Auferre, trucidare, rapere, falsis nominibus imperium; atque, ubi solitudinem faciunt, pacem appellant.
Translation: To ravage, to slaughter, to usurp under false titles, they call empire; and where they make a desert, they call it peace. Oxford Revised Translation (at Project Gutenberg) Translation: They plunder, they slaughter, and they steal: this they falsely name Empire, and where they make a wasteland, they call it peace. — translation Loeb Classical Library editionTranslation: To plunder, butcher, steal, these things they misname empire: they make a desolation and they call it peace. — translation by William PetersonMore colloquially: They rob, kill and plunder all under the deceiving name of Roman Rule. They make a desert and call it peace.At the end of chapter 30.This is a speech by the Caledonian chieftain Calgacus addressing assembled warriors about Rome's insatiable appetite for conquest and plunder. The chieftain's sentiment can be contrasted to "peace given to the world" which was frequently inscribed on Roman medals. The last part solitudinem faciunt, pacem appellant (they make a desert, and call it peace) is often quoted alone. Lord Byron for instance uses the phrase (in English) as follows,Mark where his carnage and his conquests cease!

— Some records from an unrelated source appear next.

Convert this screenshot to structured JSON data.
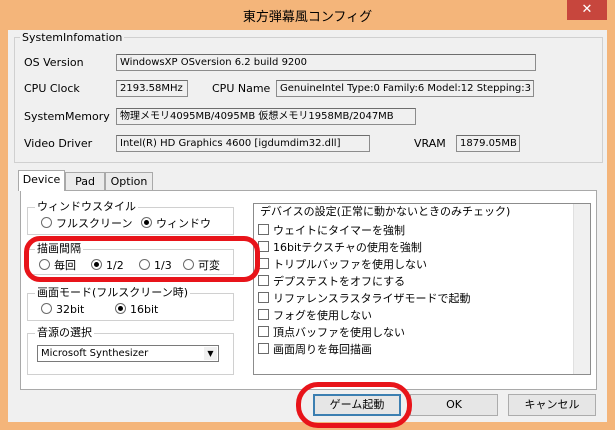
{
  "window": {
    "title": "東方弾幕風コンフィグ",
    "close_glyph": "✕"
  },
  "sysinfo": {
    "legend": "SystemInfomation",
    "os_label": "OS Version",
    "os_value": "WindowsXP OSversion 6.2  build 9200",
    "cpu_clock_label": "CPU Clock",
    "cpu_clock_value": "2193.58MHz",
    "cpu_name_label": "CPU Name",
    "cpu_name_value": "GenuineIntel  Type:0 Family:6 Model:12 Stepping:3",
    "memory_label": "SystemMemory",
    "memory_value": "物理メモリ4095MB/4095MB  仮想メモリ1958MB/2047MB",
    "video_label": "Video Driver",
    "video_value": "Intel(R) HD Graphics 4600 [igdumdim32.dll]",
    "vram_label": "VRAM",
    "vram_value": "1879.05MB"
  },
  "tabs": [
    {
      "label": "Device",
      "active": true
    },
    {
      "label": "Pad",
      "active": false
    },
    {
      "label": "Option",
      "active": false
    }
  ],
  "window_style": {
    "legend": "ウィンドウスタイル",
    "options": [
      {
        "label": "フルスクリーン",
        "selected": false
      },
      {
        "label": "ウィンドウ",
        "selected": true
      }
    ]
  },
  "draw_interval": {
    "legend": "描画間隔",
    "options": [
      {
        "label": "毎回",
        "selected": false
      },
      {
        "label": "1/2",
        "selected": true
      },
      {
        "label": "1/3",
        "selected": false
      },
      {
        "label": "可変",
        "selected": false
      }
    ]
  },
  "screen_mode": {
    "legend": "画面モード(フルスクリーン時)",
    "options": [
      {
        "label": "32bit",
        "selected": false
      },
      {
        "label": "16bit",
        "selected": true
      }
    ]
  },
  "sound_source": {
    "legend": "音源の選択",
    "selected": "Microsoft Synthesizer",
    "arrow_glyph": "▼"
  },
  "device_settings": {
    "header": "デバイスの設定(正常に動かないときのみチェック)",
    "items": [
      {
        "label": "ウェイトにタイマーを強制",
        "checked": false
      },
      {
        "label": "16bitテクスチャの使用を強制",
        "checked": false
      },
      {
        "label": "トリプルバッファを使用しない",
        "checked": false
      },
      {
        "label": "デプステストをオフにする",
        "checked": false
      },
      {
        "label": "リファレンスラスタライザモードで起動",
        "checked": false
      },
      {
        "label": "フォグを使用しない",
        "checked": false
      },
      {
        "label": "頂点バッファを使用しない",
        "checked": false
      },
      {
        "label": "画面周りを毎回描画",
        "checked": false
      }
    ]
  },
  "buttons": {
    "launch": "ゲーム起動",
    "ok": "OK",
    "cancel": "キャンセル"
  },
  "colors": {
    "title_bar": "#f4b57a",
    "close_button": "#c7463d",
    "annotation": "#e8141a",
    "default_button_border": "#3c7fb1"
  }
}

He makes a solitude, and calls it — peace.Lord Byron, Bride of Abydos (1813), Canto 2, stanza 20.